I am free to ask questions to draw her out: "What picture do you have of the mother?" "How do you think the boyfriend felt?" "What do you think will happen next?" "Describe the interaction between these two characters."

If what she tells me matches what I meant to convey, I have crafted a piece of writing that achieves my purpose with at least one reader.

I chose my conferencing partner carefully. She is analytical, articulate, brutally honest but constructive, and she is interested in tracking and contributing to my growth as a writer. My friend functions as my writing teacher by communicating with me about her experience as a reader, a thrilling process.

Sunday, February 7, 2010

Tools of the Trade

By David Sennema

What do you have within arms’ reach besides your computer keyboard as you sit down to start working on a short story, novel or essay? Rather than using the on-line version, I keep my Webster’s New World Dictionary, Second College Edition (copyright 1972), within easy reach. My college days were well before 1972, so I suppose I picked it up at a garage sale. Next to it, and probably my most-used tool is a copy of Roget’s Thesaurus. Again, it’s available on line, but while I’m writing I prefer to use the “real book” version rather than bouncing in and out of Windows.

Next in line is a book I picked up recently at yet another garage sale entitled The Writer’s Harbrace Handbook. It’s packed full of good stuff about writing, but I use it mostly for grammar and punctuation help. What can I tell you…when I should have been studying English in college I was out serenading the girls’ dorms with the Sigma Nu Quartet.

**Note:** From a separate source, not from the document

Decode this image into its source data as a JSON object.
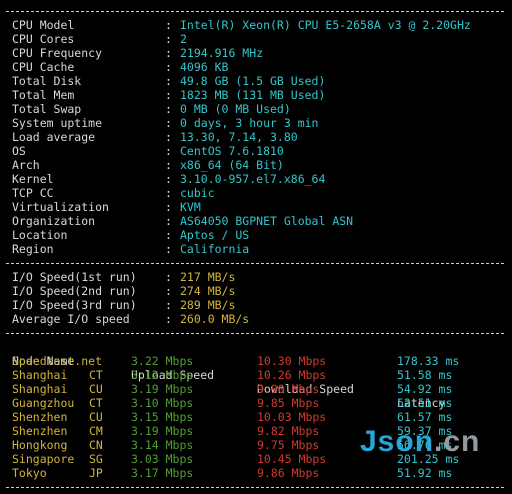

Then there’s a tiny book called Webster’s Instant Word Guide which is organized like a dictionary but without definitions. It’s really for spelling but does give helpful hints about such things as whether to use pare, pair, or pear.

Most of my stories seem to need names for characters and so I have a paperback at hand entitled 35,000+ Baby Names, which I use mostly for first names. For last names I tend to use the Columbia city telephone directory, although I don’t always use the names exactly as they appear. I also keep a notebook in which I jot down names with special flare that I pick up in the local obituary listings.

The last of my “easy reach” tools is the latest version of the paperback, Novel and Short Story Writer’s Market published by Writer’s Digest Books. Because of the way it’s organized it takes a lot reading to find just the right publisher or contest for my submissions, but it is 650 pages of good information all in one concise book ($27.99).

If I were writing poetry or verse I would keep a rhyming dictionary close at hand (I own two of them), but it’s not that often that I take a stab at something like the limerick with which I close...

Here in Columbia we
Are in love with the Palmetto Tree,
But if you expect
To find one erect,
You’ll have to drive down to the sea.